“Are you with us?” Of course we are. Pausing to swig enthusiastically from a large bottle of something strong, Nemtheanga stalks the stage like a battle-hardened lion, then pours everything he has into that unparalleled heroic roar. The Manchester crowd occasionally need a gentle prod and poke from Primordial's talisman to go really, really mental, but it's not long before the place is a violent ocean of flailing hair, 'Bloodied Yet Unbowed' jerking tears and necks through the whole club. He recalls last year's troubled appearance at Bloodstock, and makes it very clear that “That's not gonna happen tonight.”
The 'Black Metal' tag doesn't do full justice to their defiant sound; the melodic Celtic touches add the affecting dimension which makes this band so substantial and heart-warming. Most of the time, you can raise your fist and actually SING along. The climactic spikes of drum blasts and unmuted guitar fog are executed sparingly, with sound judgment; when they arrive, I'm overpowered by the force. I've said before that such moments as these are when music really can 'transport' you, when that term ceases to be mere hyperbole and the immediate circumstantial environment dissolves. The set is peppered with these beautiful instants, and the doomed maelstrom of 'Empire Falls' is the crowning glory. They don't 'do' anally retentive or clever-clever. Devotion requires a strong heart and stomach. I take a look around and inhale the last embers of the evening; everywhere there are smiles. Music. You can trudge through weeks of indifference, months of worrying whether your mojo is on the slack. It's all worth it for a golden few hours.

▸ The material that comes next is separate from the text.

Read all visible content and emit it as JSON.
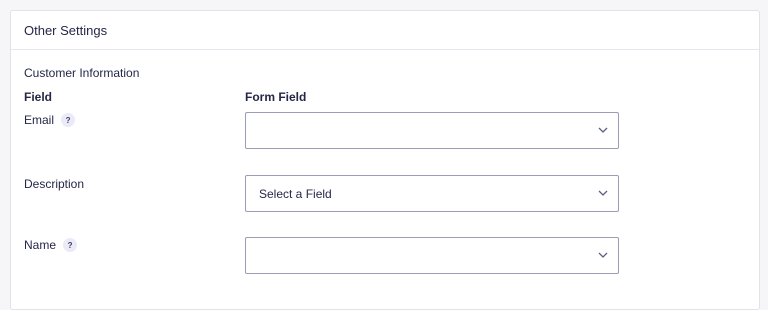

Photos courtesy of the incomparable Iain Hawkins of cackblabbath.com
Posted: Tue 8 May 2012